*** Opening Given information ***
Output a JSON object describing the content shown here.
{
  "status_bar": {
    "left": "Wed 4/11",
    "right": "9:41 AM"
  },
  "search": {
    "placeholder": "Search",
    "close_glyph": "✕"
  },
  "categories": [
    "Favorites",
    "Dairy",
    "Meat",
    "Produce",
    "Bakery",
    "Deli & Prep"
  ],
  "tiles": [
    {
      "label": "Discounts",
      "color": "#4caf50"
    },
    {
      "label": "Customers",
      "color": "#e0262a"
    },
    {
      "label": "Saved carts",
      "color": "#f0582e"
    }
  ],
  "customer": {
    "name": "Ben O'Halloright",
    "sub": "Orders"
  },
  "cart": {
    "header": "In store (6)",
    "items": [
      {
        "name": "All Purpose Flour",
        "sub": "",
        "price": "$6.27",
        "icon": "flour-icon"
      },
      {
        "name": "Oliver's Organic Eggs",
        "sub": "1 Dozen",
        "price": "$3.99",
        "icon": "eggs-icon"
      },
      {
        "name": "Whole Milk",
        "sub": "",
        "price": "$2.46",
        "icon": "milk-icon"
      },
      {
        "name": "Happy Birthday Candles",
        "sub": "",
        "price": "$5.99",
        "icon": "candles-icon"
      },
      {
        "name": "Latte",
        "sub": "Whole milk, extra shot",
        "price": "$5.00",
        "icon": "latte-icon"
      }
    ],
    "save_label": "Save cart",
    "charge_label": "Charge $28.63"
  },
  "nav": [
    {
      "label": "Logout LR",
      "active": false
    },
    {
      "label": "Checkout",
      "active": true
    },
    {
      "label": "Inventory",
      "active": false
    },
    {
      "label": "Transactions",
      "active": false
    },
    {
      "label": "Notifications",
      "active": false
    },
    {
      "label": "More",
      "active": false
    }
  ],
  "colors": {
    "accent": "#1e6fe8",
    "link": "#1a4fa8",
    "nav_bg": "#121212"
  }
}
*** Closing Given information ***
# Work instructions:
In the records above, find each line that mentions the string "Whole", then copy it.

# Solution below:
        "name": "Whole Milk",
        "sub": "Whole milk, extra shot",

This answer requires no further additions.